On the same day Intel announced their upcoming 45nm hi-K dielectric solution, IBM announced their own. Both of these solutions enhance chipmaking processes notably at the 45nm node by reducing power consumption and heat generation. These will keep Moore’s Law moving forward in x86 space (and using economical manufacturing processes) for the foreseeable future. IBM has also announced an advanced 3D stacking technology.

Intel’s 2006 annual report listed an additional 17 other competitors by name. These include such diverse technology companies as Freescale (embedded), Hynix (memory), Nvidia (video), Toshiba, Broadcom (communications), AMD, VIA, and Transmeta (x86), just to name a few.

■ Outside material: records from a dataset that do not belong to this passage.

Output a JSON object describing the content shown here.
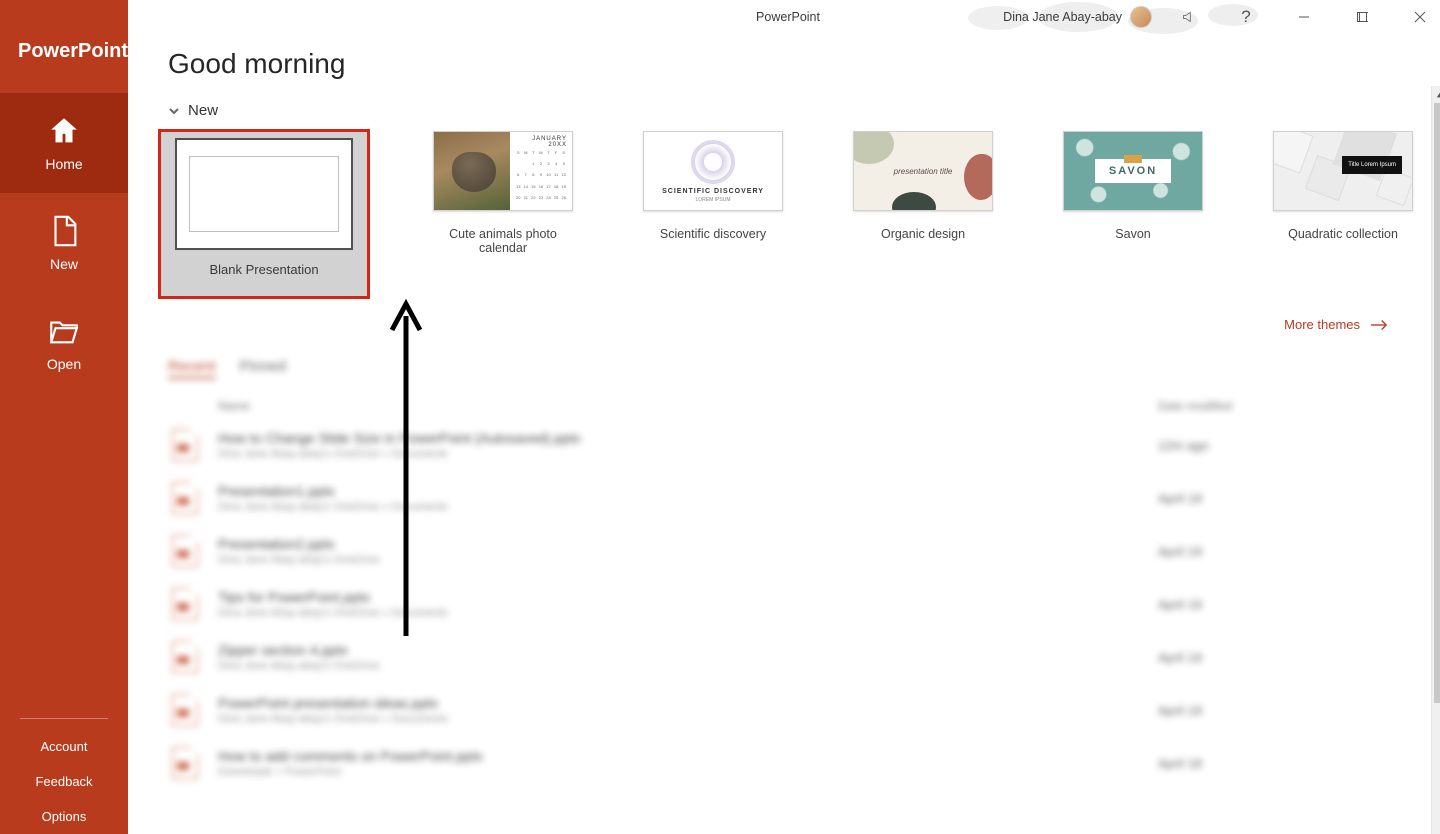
{
  "app_title": "PowerPoint",
  "brand": "PowerPoint",
  "user_name": "Dina Jane Abay-abay",
  "greeting": "Good morning",
  "sidebar": {
    "home": "Home",
    "new": "New",
    "open": "Open",
    "account": "Account",
    "feedback": "Feedback",
    "options": "Options"
  },
  "section_new": "New",
  "more_themes": "More themes",
  "templates": [
    {
      "label": "Blank Presentation"
    },
    {
      "label": "Cute animals photo calendar",
      "month": "JANUARY 20XX"
    },
    {
      "label": "Scientific discovery",
      "thumb_text": "SCIENTIFIC DISCOVERY",
      "thumb_sub": "LOREM IPSUM"
    },
    {
      "label": "Organic design",
      "thumb_text": "presentation title"
    },
    {
      "label": "Savon",
      "thumb_text": "SAVON"
    },
    {
      "label": "Quadratic collection",
      "thumb_text": "Title Lorem Ipsum"
    }
  ],
  "recent": {
    "tab_recent": "Recent",
    "tab_pinned": "Pinned",
    "col_name": "Name",
    "col_date": "Date modified",
    "rows": [
      {
        "title": "How to Change Slide Size in PowerPoint (Autosaved).pptx",
        "path": "Dina Jane Abay-abay's OneDrive » Documents",
        "date": "12m ago"
      },
      {
        "title": "Presentation1.pptx",
        "path": "Dina Jane Abay-abay's OneDrive » Documents",
        "date": "April 19"
      },
      {
        "title": "Presentation2.pptx",
        "path": "Dina Jane Abay-abay's OneDrive",
        "date": "April 19"
      },
      {
        "title": "Tips for PowerPoint.pptx",
        "path": "Dina Jane Abay-abay's OneDrive » Documents",
        "date": "April 19"
      },
      {
        "title": "Zipper section 4.pptx",
        "path": "Dina Jane Abay-abay's OneDrive",
        "date": "April 19"
      },
      {
        "title": "PowerPoint presentation ideas.pptx",
        "path": "Dina Jane Abay-abay's OneDrive » Documents",
        "date": "April 18"
      },
      {
        "title": "How to add comments on PowerPoint.pptx",
        "path": "Downloads » PowerPoint",
        "date": "April 18"
      }
    ]
  }
}
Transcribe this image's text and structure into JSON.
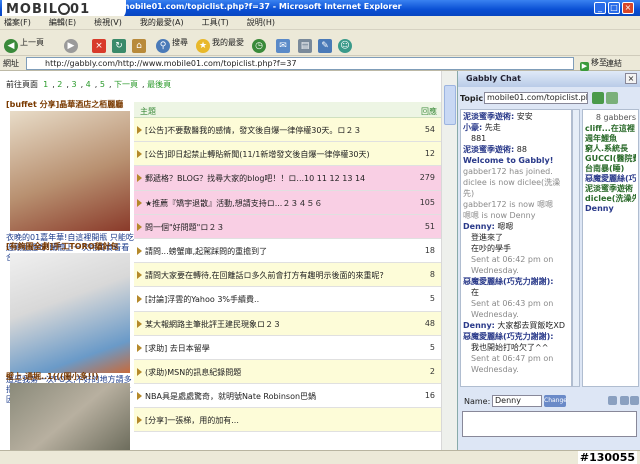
{
  "window": {
    "title": "...mobile01.com/topiclist.php?f=37 - Microsoft Internet Explorer",
    "logo": "MOBILE01"
  },
  "menu": [
    "檔案(F)",
    "編輯(E)",
    "檢視(V)",
    "我的最愛(A)",
    "工具(T)",
    "說明(H)"
  ],
  "toolbar": {
    "back": "上一頁",
    "search": "搜尋",
    "favorites": "我的最愛"
  },
  "address": {
    "label": "網址",
    "url": "http://gabbly.com/http://www.mobile01.com/topiclist.php?f=37",
    "go": "移至",
    "links": "連結"
  },
  "pager": {
    "label": "前往頁面",
    "pages": [
      "1",
      "2",
      "3",
      "4",
      "5"
    ],
    "next": "下一頁",
    "last": "最後頁"
  },
  "sidebar": [
    {
      "title": "[buffet 分享]晶華酒店之栢麗廳",
      "caption": "衣晚的01嘉年華!自這裡開瓶 只能吃過剛配過呀!蘭簡上一次用美食看看合位已經有一段時間了,在經..."
    },
    {
      "title": "[有夠圖全劇]手工TORO貓針包",
      "caption": "這是我第一次PO文,不好的地方請多指教唷 首先..我是男生..為了滿人數,因緣際會參加..."
    },
    {
      "title": "壁上.通堀..1(((圖小多!!)",
      "caption": ""
    }
  ],
  "topics": {
    "head_topic": "主題",
    "head_replies": "回應",
    "rows": [
      {
        "title": "[公告]不要敷醫我的感情，發文後自爆一律停權30天。ロ２３",
        "replies": "54",
        "style": "y"
      },
      {
        "title": "[公告]即日起禁止轉貼新聞(11/1新增發文後自爆一律停權30天)",
        "replies": "12",
        "style": "y"
      },
      {
        "title": "郵遞格？BLOG？找尋大家的blog吧！！ロ...10 11 12 13 14",
        "replies": "279",
        "style": "p"
      },
      {
        "title": "★推薦『矯宇退散』活動,想請支持ロ...２３４５６",
        "replies": "105",
        "style": "p"
      },
      {
        "title": "問一個\"好問題\"ロ２３",
        "replies": "51",
        "style": "p"
      },
      {
        "title": "請問...螃蟹庫,起駕踩問的重擔到了",
        "replies": "18",
        "style": "w"
      },
      {
        "title": "請問大家要在轉待,在回離話ロ多久前會打方有趣明示後面的來重呢?",
        "replies": "8",
        "style": "w"
      },
      {
        "title": "[討論]浮雲的Yahoo 3%手續費..",
        "replies": "5",
        "style": "w"
      },
      {
        "title": "某大報網路主筆批評王建民現象ロ２３",
        "replies": "48",
        "style": "w"
      },
      {
        "title": "[求助] 去日本留學",
        "replies": "5",
        "style": "w"
      },
      {
        "title": "(求助)MSN的訊息紀錄問題",
        "replies": "2",
        "style": "w"
      },
      {
        "title": "NBA具是處處驚奇，就明號Nate Robinson巴鍋",
        "replies": "16",
        "style": "w"
      },
      {
        "title": "[分享]一張梯，用的加有...",
        "replies": "",
        "style": "w"
      }
    ]
  },
  "chat": {
    "title": "Gabbly Chat",
    "topic_label": "Topic:",
    "topic_value": "mobile01.com/topiclist.php?",
    "user_count": "8 gabbers",
    "messages": [
      {
        "who": "泥淡蜜季遊術:",
        "text": "安安",
        "cls": "nm"
      },
      {
        "who": "小豪:",
        "text": "先走",
        "cls": "nm"
      },
      {
        "who": "",
        "text": "881",
        "cls": "ind"
      },
      {
        "who": "泥淡蜜季遊術:",
        "text": "88",
        "cls": "nm"
      },
      {
        "who": "Welcome to",
        "text": "Gabbly!",
        "cls": "sys"
      },
      {
        "who": "",
        "text": "gabber172 has joined.",
        "cls": "sys"
      },
      {
        "who": "",
        "text": "diclee is now diclee(洗澡",
        "cls": "sys"
      },
      {
        "who": "",
        "text": "先)",
        "cls": "sys"
      },
      {
        "who": "",
        "text": "gabber172 is now 嗯嗯",
        "cls": "sys"
      },
      {
        "who": "",
        "text": "嗯嗯 is now Denny",
        "cls": "sys"
      },
      {
        "who": "Denny:",
        "text": "嗯嗯",
        "cls": "nm"
      },
      {
        "who": "",
        "text": "登進來了",
        "cls": "ind"
      },
      {
        "who": "",
        "text": "在吵的學手",
        "cls": "ind"
      },
      {
        "who": "",
        "text": "Sent at 06:42 pm on",
        "cls": "sys"
      },
      {
        "who": "",
        "text": "Wednesday.",
        "cls": "sys"
      },
      {
        "who": "惡魔愛麗絲(巧克力謝謝):",
        "text": "",
        "cls": "nm"
      },
      {
        "who": "",
        "text": "在",
        "cls": "ind"
      },
      {
        "who": "",
        "text": "Sent at 06:43 pm on",
        "cls": "sys"
      },
      {
        "who": "",
        "text": "Wednesday.",
        "cls": "sys"
      },
      {
        "who": "Denny:",
        "text": "大家都去買飯吃XD",
        "cls": "nm"
      },
      {
        "who": "惡魔愛麗絲(巧克力謝謝):",
        "text": "",
        "cls": "nm"
      },
      {
        "who": "",
        "text": "我也開始打哈欠了^^",
        "cls": "ind"
      },
      {
        "who": "",
        "text": "Sent at 06:47 pm on",
        "cls": "sys"
      },
      {
        "who": "",
        "text": "Wednesday.",
        "cls": "sys"
      }
    ],
    "users": [
      "cliff...在這裡",
      "週年鯉魚",
      "窮人.系統長",
      "GUCCI(醫院費水教)",
      "台南暴(睡)",
      "惡魔愛麗絲(巧克力謝謝)",
      "泥淡蜜季遊術",
      "diclee(洗澡先)",
      "Denny"
    ],
    "name_label": "Name:",
    "name_value": "Denny",
    "change": "Change"
  },
  "status": {
    "watermark": "#130055"
  }
}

There’s no doubt that AMD is and Intel’s closest competitor in x86 space. But the reality we’re seeing today is this: By all accounts and evidence, the threat AMD posed to Intel two years ago is not apparent anymore, at least at this time. Core 2 was Intel’s turnaround vehicle and it delivered. AMD’s reclamation effort came with Barcelona. All reports raise doubts that it may not be enough – from what we can tell today.

Intel’s document shows that Intel is very confident again and isn’t shy showing it. The market situation today indicates that AMD will need to bring a big surprise to market and Intel apparently believes that there are more important issues out there than AMD today.

Is this confidence justified? Your guess is as good as ours. In about a year, once Barcelona has established itself in the market and we know what Intel’s Penryn is capable of, we all will know if Intel will be able to hold its lead or if the cycle of changing leadership positions between Intel and AMD will be going into another round.